◆ **Task to carry out**
Copy, from the material below, each line where "this" shows up.
'''
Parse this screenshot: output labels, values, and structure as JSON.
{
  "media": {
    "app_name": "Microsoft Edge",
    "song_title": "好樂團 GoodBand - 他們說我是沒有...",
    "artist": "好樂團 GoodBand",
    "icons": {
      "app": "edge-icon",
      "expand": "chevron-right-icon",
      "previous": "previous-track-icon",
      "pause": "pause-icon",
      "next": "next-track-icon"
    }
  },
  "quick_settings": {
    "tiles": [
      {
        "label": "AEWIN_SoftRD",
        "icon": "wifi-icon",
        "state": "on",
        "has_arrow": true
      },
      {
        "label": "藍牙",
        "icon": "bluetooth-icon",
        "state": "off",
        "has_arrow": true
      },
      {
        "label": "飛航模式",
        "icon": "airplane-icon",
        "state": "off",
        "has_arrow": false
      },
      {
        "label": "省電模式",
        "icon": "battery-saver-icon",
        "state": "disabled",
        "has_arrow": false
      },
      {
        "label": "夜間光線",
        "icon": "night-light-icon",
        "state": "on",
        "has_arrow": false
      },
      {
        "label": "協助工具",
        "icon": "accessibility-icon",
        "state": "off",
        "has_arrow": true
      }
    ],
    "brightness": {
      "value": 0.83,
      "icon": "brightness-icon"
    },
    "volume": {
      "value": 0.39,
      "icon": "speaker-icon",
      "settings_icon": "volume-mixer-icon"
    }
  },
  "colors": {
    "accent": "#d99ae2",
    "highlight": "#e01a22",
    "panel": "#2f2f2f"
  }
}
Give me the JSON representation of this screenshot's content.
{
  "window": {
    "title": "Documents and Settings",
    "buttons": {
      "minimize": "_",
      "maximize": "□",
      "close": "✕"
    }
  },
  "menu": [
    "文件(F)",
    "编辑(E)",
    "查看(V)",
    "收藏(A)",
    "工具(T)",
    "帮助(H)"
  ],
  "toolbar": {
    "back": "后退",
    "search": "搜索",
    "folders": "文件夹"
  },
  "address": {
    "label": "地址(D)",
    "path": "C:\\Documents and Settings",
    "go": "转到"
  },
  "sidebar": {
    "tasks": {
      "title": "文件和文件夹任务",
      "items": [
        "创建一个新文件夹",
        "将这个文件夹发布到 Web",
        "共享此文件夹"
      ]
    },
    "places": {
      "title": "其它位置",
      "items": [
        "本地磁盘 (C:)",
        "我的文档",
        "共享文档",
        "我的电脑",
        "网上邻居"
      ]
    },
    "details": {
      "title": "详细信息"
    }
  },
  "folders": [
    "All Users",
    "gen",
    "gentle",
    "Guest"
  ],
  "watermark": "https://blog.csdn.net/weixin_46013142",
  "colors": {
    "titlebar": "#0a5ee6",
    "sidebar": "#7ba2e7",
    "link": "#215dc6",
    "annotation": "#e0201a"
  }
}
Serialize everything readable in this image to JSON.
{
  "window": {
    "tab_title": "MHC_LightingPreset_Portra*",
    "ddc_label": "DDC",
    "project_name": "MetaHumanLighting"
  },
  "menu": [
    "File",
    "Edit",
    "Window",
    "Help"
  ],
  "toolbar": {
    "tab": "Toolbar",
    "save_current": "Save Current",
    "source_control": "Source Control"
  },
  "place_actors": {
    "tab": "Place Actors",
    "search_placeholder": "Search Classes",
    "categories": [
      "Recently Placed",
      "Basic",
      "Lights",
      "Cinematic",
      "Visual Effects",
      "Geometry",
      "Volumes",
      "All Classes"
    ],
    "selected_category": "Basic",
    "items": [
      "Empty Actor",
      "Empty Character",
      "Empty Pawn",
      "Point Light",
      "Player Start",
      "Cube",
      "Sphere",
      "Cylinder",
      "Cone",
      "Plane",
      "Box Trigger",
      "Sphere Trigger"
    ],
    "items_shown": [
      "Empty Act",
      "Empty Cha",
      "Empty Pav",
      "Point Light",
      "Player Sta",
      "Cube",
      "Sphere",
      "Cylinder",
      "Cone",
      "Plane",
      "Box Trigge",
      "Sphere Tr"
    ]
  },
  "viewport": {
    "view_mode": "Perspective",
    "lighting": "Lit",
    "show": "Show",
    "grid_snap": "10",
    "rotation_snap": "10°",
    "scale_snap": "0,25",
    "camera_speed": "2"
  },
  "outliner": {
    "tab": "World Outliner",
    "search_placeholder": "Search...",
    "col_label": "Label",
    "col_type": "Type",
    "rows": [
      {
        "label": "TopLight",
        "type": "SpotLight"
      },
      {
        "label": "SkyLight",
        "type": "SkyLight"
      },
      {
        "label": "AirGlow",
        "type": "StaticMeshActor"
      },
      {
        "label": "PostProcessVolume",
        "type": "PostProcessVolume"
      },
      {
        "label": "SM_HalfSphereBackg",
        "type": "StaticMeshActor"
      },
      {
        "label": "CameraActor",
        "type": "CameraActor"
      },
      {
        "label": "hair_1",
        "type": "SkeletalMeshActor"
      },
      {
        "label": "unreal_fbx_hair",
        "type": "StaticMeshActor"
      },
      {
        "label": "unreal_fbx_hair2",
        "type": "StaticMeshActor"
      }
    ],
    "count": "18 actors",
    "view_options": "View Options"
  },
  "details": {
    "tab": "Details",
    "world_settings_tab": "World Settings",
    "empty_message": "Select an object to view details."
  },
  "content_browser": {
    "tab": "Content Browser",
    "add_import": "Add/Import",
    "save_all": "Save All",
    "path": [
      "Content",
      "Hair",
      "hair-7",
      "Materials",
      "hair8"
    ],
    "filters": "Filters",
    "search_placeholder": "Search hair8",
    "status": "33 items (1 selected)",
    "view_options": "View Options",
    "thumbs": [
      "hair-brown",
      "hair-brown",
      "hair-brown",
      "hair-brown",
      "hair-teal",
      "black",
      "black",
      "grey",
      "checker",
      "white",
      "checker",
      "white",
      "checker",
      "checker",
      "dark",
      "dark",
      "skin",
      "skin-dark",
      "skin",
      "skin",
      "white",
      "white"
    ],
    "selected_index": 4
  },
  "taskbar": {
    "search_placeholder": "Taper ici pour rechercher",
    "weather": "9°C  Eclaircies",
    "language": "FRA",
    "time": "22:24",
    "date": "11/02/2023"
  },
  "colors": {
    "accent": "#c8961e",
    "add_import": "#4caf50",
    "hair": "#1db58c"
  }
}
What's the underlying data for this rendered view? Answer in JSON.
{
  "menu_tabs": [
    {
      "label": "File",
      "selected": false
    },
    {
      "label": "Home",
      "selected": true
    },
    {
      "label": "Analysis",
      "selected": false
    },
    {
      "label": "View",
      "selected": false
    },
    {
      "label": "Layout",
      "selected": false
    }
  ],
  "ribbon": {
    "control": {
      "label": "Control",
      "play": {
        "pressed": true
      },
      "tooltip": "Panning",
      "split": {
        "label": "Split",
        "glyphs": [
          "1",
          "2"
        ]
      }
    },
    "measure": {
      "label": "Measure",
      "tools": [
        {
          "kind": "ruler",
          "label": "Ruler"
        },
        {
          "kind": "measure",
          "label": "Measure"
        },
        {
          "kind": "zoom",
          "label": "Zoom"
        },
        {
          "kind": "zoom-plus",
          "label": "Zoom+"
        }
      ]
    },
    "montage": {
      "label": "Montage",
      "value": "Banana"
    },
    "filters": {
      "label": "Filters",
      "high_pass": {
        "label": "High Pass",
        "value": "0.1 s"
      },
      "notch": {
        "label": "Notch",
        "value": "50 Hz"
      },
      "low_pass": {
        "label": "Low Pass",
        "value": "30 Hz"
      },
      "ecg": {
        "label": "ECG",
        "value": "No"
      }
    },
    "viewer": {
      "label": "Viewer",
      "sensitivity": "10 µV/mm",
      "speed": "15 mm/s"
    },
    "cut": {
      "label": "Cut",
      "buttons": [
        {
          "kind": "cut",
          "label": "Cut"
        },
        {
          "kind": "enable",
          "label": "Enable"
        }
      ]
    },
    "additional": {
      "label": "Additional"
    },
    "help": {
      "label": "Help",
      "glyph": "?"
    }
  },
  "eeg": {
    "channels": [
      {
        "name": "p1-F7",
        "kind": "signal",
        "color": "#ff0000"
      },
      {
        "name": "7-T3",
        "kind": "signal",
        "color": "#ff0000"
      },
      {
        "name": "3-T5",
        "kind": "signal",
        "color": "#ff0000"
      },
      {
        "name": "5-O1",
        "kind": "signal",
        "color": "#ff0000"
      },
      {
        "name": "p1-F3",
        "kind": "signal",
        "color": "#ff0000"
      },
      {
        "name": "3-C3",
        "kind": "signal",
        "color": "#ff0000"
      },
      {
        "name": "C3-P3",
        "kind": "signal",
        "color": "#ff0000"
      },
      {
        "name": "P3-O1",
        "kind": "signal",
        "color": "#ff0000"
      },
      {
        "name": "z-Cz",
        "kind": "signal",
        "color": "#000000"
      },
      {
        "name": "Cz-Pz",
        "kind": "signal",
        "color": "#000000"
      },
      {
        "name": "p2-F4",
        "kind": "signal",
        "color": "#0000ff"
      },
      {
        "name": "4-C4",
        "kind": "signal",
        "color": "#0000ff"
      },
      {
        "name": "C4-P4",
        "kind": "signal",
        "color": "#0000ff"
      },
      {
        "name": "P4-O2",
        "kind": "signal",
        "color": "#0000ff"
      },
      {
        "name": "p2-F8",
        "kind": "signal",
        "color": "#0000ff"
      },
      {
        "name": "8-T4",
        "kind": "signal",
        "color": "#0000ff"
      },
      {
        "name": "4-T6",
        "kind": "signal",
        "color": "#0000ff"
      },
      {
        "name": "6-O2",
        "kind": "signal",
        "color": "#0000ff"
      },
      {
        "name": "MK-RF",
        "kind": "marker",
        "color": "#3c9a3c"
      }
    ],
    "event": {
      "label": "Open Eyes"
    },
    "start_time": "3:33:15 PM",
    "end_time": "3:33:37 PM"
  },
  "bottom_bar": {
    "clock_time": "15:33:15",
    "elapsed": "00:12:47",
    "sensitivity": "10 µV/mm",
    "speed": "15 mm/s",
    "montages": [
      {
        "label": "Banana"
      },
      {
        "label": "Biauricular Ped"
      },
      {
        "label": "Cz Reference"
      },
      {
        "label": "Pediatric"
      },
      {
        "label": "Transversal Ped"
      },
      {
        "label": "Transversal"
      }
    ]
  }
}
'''
◆ **Response area**
Parse this screenshot: output labels, values, and structure as JSON.
Give me the JSON representation of this screenshot's content.
Serialize everything readable in this image to JSON.
What's the underlying data for this rendered view? Answer in JSON.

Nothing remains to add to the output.